As bodies decompose, their types and numbers of bugs and bacteria change. Deciphering the clues they provide could mean the difference between a closed case and an unsolved murder.
Michigan State University is using a more than $866,000 U.S. Department of Justice grant to help Detroit death-scene investigators examine these changing populations. The microbial communities may provide crucial details such as geographical location of death, gender, race, socioeconomic relations and more, said Eric Benbow, MSU entomologist and osteopathic medical specialist.
“We know how important the human microbiome, the bacteria, fungi and other microorganisms that live in your body, is to human health,” he said. “We, and other researchers, hypothesize that these communities play an equally important role in postmortem. We are the first university to work directly with medical examiners in this capacity, pioneering the collection of novel human microbiome information at the scene of death or during autopsy.”
Through the grant, which is being shared with Mississippi State University, MSU will work directly with the Wayne County Medical Examiners Office. When examiners are contacted to investigate a death scene, they will gather samples and use swab kits provided by MSU. The kits are then sent to MSU to be processed and then sequenced in a campus genomics lab.
Along with aiding the investigators with their cases, the researchers will be testing the viability of the fledgling approach and techniques, which traditionally have been relegated to bodies that have been donated to science.
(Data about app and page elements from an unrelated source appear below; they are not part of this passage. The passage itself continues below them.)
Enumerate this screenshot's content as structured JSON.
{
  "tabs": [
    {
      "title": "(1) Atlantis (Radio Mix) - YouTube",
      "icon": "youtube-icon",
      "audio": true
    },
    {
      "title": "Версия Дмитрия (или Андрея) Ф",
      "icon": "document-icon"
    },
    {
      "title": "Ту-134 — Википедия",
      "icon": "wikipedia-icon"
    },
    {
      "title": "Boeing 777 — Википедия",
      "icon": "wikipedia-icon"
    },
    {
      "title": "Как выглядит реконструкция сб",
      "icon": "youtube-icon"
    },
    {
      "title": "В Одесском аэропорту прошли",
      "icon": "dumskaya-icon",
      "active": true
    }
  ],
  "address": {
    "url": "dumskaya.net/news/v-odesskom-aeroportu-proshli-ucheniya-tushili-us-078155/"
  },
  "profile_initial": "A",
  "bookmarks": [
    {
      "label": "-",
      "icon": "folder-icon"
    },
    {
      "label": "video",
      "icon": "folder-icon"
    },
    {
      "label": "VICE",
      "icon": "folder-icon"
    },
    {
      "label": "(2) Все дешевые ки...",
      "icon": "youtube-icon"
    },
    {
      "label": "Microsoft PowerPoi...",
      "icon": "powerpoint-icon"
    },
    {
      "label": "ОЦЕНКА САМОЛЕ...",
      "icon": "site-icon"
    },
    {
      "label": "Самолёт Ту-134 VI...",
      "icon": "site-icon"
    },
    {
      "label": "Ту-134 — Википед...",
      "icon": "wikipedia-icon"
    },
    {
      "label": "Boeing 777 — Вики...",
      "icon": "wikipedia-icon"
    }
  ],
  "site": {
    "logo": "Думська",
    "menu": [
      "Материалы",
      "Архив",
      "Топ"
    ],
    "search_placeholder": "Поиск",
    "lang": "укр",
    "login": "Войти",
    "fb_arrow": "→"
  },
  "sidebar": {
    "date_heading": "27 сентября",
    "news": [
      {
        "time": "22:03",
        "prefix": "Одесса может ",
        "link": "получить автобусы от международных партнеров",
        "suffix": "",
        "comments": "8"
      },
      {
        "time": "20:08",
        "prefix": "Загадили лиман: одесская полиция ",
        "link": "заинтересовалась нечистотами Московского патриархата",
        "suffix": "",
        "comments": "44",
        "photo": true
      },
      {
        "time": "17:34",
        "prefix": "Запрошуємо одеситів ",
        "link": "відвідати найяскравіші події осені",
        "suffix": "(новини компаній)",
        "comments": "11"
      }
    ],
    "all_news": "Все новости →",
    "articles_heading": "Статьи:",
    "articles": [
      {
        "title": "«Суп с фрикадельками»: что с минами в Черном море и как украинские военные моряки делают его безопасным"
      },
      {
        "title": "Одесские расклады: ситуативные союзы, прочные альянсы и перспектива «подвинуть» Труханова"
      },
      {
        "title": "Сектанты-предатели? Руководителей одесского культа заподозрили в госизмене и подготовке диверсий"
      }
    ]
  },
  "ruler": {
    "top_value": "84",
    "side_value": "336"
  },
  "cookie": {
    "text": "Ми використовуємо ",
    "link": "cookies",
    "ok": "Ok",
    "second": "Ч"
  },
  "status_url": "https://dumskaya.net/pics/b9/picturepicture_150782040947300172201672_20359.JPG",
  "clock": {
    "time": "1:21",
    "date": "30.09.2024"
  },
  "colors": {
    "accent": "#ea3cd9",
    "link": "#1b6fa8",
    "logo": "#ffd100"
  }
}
“Donated bodies don’t work as well because they have been handled, cooled or frozen while being transported. This can influence and change the microbial communities,” said Benbow, an MSU AgBioResearch scientist. “Working with a large, metropolitan examiners office allows us to participate in investigations as they happen. It’s real-world, translational and real-time and may have immediate relevance and benefits.”
Benbow’s efforts are already seeing positive results. His lab was recently contacted to investigate a case unrelated to the Detroit partnership. His team gathered samples from the scene, in which the cause and time of death, as well as the suspect, were already known.
Knowing those key facts will allow Benbow to validate the data reflected by the bugs and bacteria found on and in the body. Because so many major facts were already established, he can glean better insights of the “microbial clock” and calibrate his tools to examine these communities.
“Imagine your microbial clock in terms of a town filled with different people with different jobs and activities; towns evolve with time, reflecting changes associated with the larger environment around them,” Benbow said. “When you’re living, you have a distinct community of bacteria. When you die and blood stops flowing that causes some microbes to flourish and others to perish. Two days later, those communities are different; seven days later, those communities have changed again.”
Through the Detroit partnership, Benbow will create a repository of the samples and data that he’s acquired from these microbial communities. By publicly sharing the findings, other scientists and cities can benefit from this novel approach.
Many of the techniques that Benbow is helping pioneer will be featured in a book he is editing. “Forensic Entomology: International Dimensions and Frontiers,” will publish this spring and include authors from around the world sharing how their research can help advance the field of forensic science.